Instead, it was Broadway singer Alton Fitzgerald White who greeted the audience and introduced the evening, devoted to the songs of Disney and musical-theater composer Alan Menken, whose music fueled the stories of Ariel, Belle, Aladdin, Rapunzel, Hercules, and Audreys I and II. Lockhart himself barely spoke two words (“feet” and “street,” specifically, as Susan Egan sang a wide-eyed “Part of Your World”) during the first six songs, after which he finally assumed his typical hosting role. And the full-program focus on Menken also broke the Pops precedent of splitting the concert into discrete, separately-themed halves.
With his boisterous baritone, White took on all of the larger-than-life characters, from a sea witch and a man-eating plant to a genie, a half-God hero, and a biblical king. He leaned into “Poor Unfortunate Souls” with brio and used the depth of his voice for regal strength instead of villainous glee in “The Long Long Day” from “King David.” As both the original Belle in Broadway’s “Beauty and the Beast” and the voice actor for Megara in “Hercules,” Egan was the only one who got to perform songs she originated. She expressed nostalgia and trepidation simultaneously in “Home,” and she and the Pops propelled “I Won’t Say (I’m in Love)” to the orchestral girl-group heights of the Ronettes.
Telly Leung, who played Aladdin on Broadway for over two years, brought an earnest, vibrato-laden theater-kid yearning to songs like “Santa Fe” from “Newsies” and “Out There” from “The Hunchback of Notre Dame.” Despite lacking chemistry in the romantic duets, he and Egan still made “A Whole New World” soar, and they made the “Tangled” number “I See the Light” a soft, helpless swoon that gazed at the stars.
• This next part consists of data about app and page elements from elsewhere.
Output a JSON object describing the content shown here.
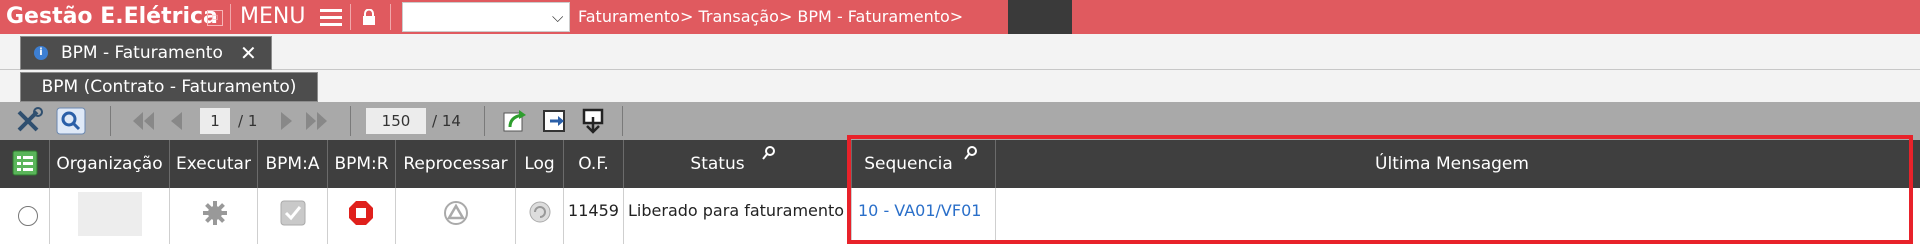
{
  "app": {
    "title": "Gestão E.Elétrica",
    "menu_label": "MENU"
  },
  "header": {
    "breadcrumb": "Faturamento> Transação> BPM - Faturamento>",
    "select_value": ""
  },
  "tabs": {
    "main_tab": "BPM - Faturamento",
    "close_symbol": "✕",
    "sub_tab": "BPM (Contrato - Faturamento)"
  },
  "pagination": {
    "page_current": "1",
    "page_total": "/ 1",
    "page_size": "150",
    "records_total": "/ 14"
  },
  "columns": [
    "Organização",
    "Executar",
    "BPM:A",
    "BPM:R",
    "Reprocessar",
    "Log",
    "O.F.",
    "Status",
    "Sequencia",
    "Última Mensagem"
  ],
  "rows": [
    {
      "organizacao": "",
      "of": "11459",
      "status": "Liberado para faturamento",
      "sequencia": "10 - VA01/VF01",
      "ultima_mensagem": ""
    }
  ],
  "colors": {
    "top_bar": "#e05a5f",
    "header_dark": "#3f3f3f",
    "toolbar": "#a9a9a9",
    "highlight": "#e8222a",
    "link": "#2a6fc9"
  },
  "icons": [
    "close-icon",
    "menu-icon",
    "lock-icon",
    "info-icon",
    "tools-icon",
    "search-icon",
    "first-page-icon",
    "prev-page-icon",
    "next-page-icon",
    "last-page-icon",
    "refresh-icon",
    "export-icon",
    "download-icon",
    "gear-icon",
    "checkbox-icon",
    "stop-icon",
    "reprocess-icon",
    "log-icon"
  ]
}
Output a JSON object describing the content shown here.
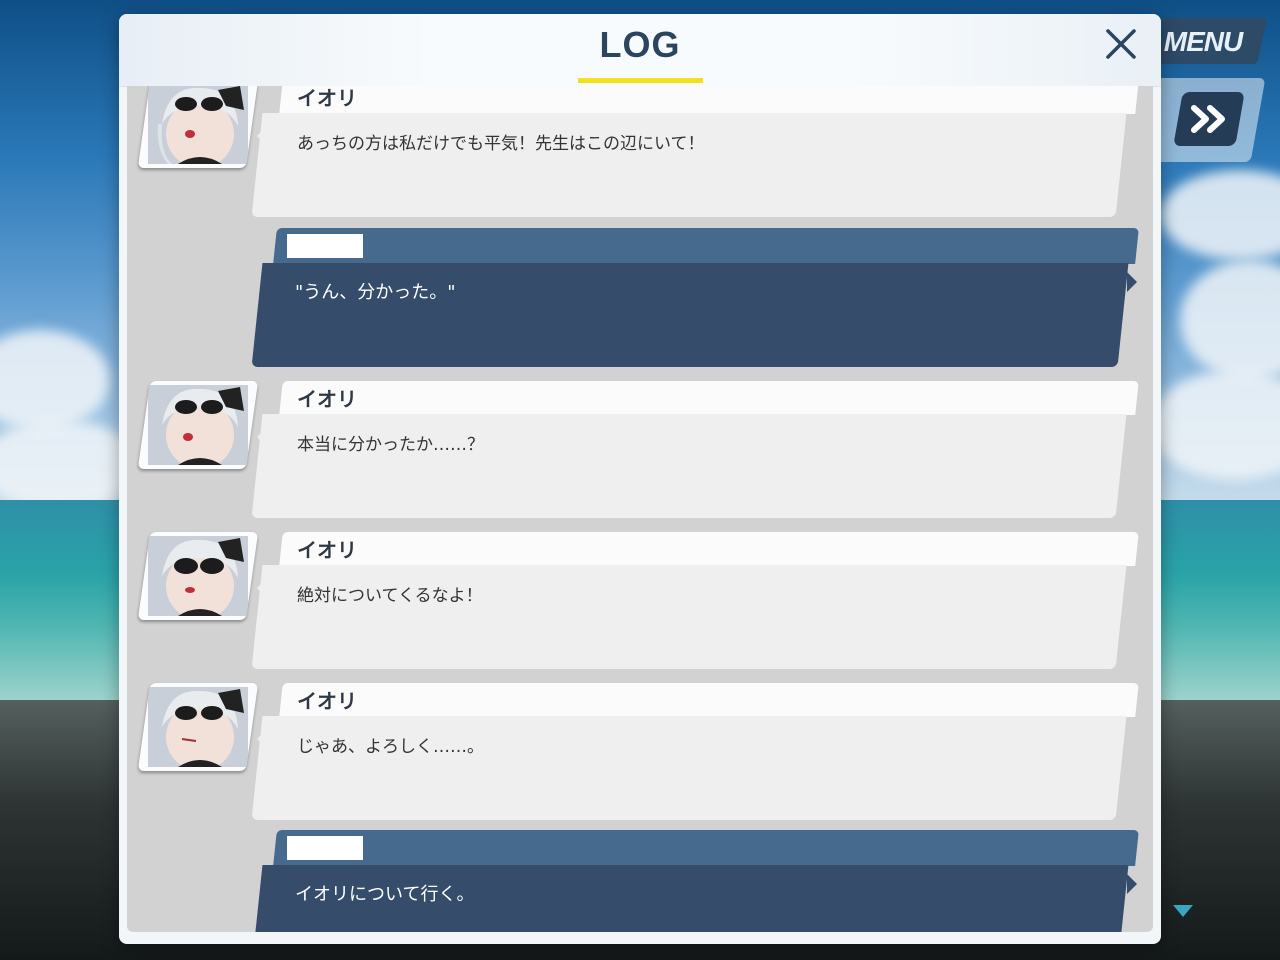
{
  "hud": {
    "menu_label": "MENU",
    "fast_forward_icon": "double-chevron-right-icon"
  },
  "log": {
    "title": "LOG",
    "close_icon": "close-icon",
    "entries": [
      {
        "kind": "character",
        "name": "イオリ",
        "text": "あっちの方は私だけでも平気！先生はこの辺にいて！"
      },
      {
        "kind": "player",
        "name": "",
        "text": "\"うん、分かった。\""
      },
      {
        "kind": "character",
        "name": "イオリ",
        "text": "本当に分かったか……？"
      },
      {
        "kind": "character",
        "name": "イオリ",
        "text": "絶対についてくるなよ！"
      },
      {
        "kind": "character",
        "name": "イオリ",
        "text": "じゃあ、よろしく……。"
      },
      {
        "kind": "player",
        "name": "",
        "text": "イオリについて行く。"
      }
    ]
  },
  "colors": {
    "accent_underline": "#f2e21c",
    "player_bubble": "#354d6a",
    "player_name_bar": "#466a8e",
    "character_bubble": "#efefef",
    "title_text": "#2b4460"
  }
}
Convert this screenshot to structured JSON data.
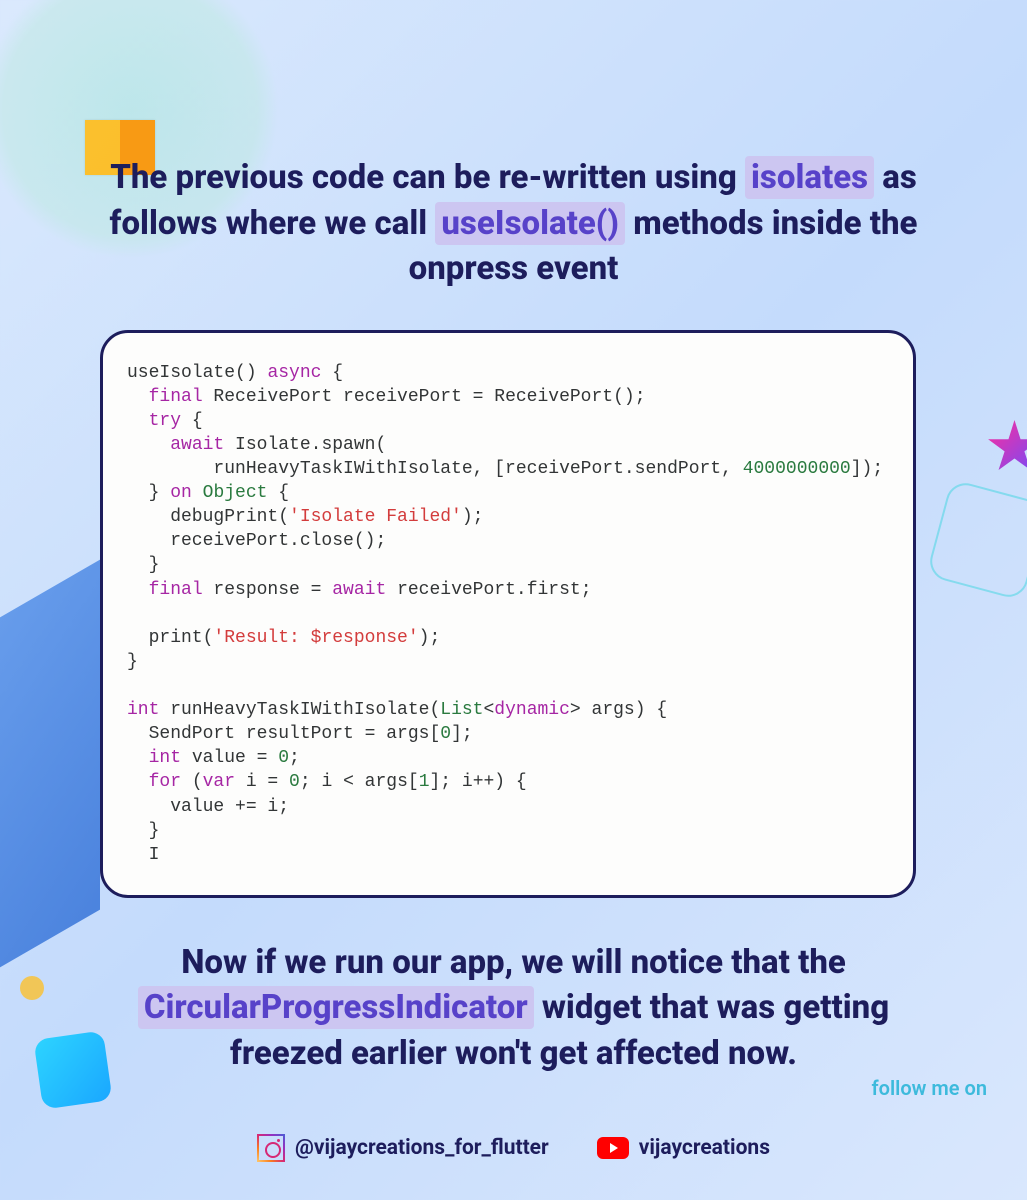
{
  "heading1": {
    "pre": "The previous code can be re-written using ",
    "hl1": "isolates",
    "mid": " as follows where we call ",
    "hl2": "useIsolate()",
    "post": " methods inside the onpress event"
  },
  "code": {
    "l1a": "useIsolate() ",
    "l1b": "async",
    "l1c": " {",
    "l2a": "  ",
    "l2b": "final",
    "l2c": " ReceivePort receivePort = ReceivePort();",
    "l3a": "  ",
    "l3b": "try",
    "l3c": " {",
    "l4a": "    ",
    "l4b": "await",
    "l4c": " Isolate.spawn(",
    "l5a": "        runHeavyTaskIWithIsolate, [receivePort.sendPort, ",
    "l5b": "4000000000",
    "l5c": "]);",
    "l6a": "  } ",
    "l6b": "on",
    "l6c": " ",
    "l6d": "Object",
    "l6e": " {",
    "l7a": "    debugPrint(",
    "l7b": "'Isolate Failed'",
    "l7c": ");",
    "l8": "    receivePort.close();",
    "l9": "  }",
    "l10a": "  ",
    "l10b": "final",
    "l10c": " response = ",
    "l10d": "await",
    "l10e": " receivePort.first;",
    "l11": "",
    "l12a": "  print(",
    "l12b": "'Result: $response'",
    "l12c": ");",
    "l13": "}",
    "l14": "",
    "l15a": "int",
    "l15b": " runHeavyTaskIWithIsolate(",
    "l15c": "List",
    "l15d": "<",
    "l15e": "dynamic",
    "l15f": "> args) {",
    "l16a": "  SendPort resultPort = args[",
    "l16b": "0",
    "l16c": "];",
    "l17a": "  ",
    "l17b": "int",
    "l17c": " value = ",
    "l17d": "0",
    "l17e": ";",
    "l18a": "  ",
    "l18b": "for",
    "l18c": " (",
    "l18d": "var",
    "l18e": " i = ",
    "l18f": "0",
    "l18g": "; i < args[",
    "l18h": "1",
    "l18i": "]; i++) {",
    "l19": "    value += i;",
    "l20": "  }",
    "l21": "  I"
  },
  "heading2": {
    "pre": "Now if we run our app, we will notice that the ",
    "hl": "CircularProgressIndicator",
    "post": " widget that was getting freezed earlier won't get affected now."
  },
  "follow": "follow me on",
  "social": {
    "instagram": "@vijaycreations_for_flutter",
    "youtube": "vijaycreations"
  }
}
Throughout, Lockhart became the de facto schnook in the songs that called for one: Egan pointing at him as she sang “semi-sadist” during “Somewhere That’s Green” and “No man is worth the aggravation” in “I Won’t Say,” White and Leung looking his way when wondering who would make good plant food in “Feed Me (Git It!).” Not that Lockhart had anything to worry about. Anyone with the power to toss Lin-Manuel Miranda’s “We Don’t Talk About Bruno” — with brass, low strings, and percussion playing across one another rhythmically — into a Menken program is clearly no one to be messed with.
THE BOSTON POPS: THE MAGICAL MUSIC OF ALAN MENKEN
At Symphony Hall, Thursday.
Marc Hirsh can be reached at email@example.com or on Twitter @spacecitymarc.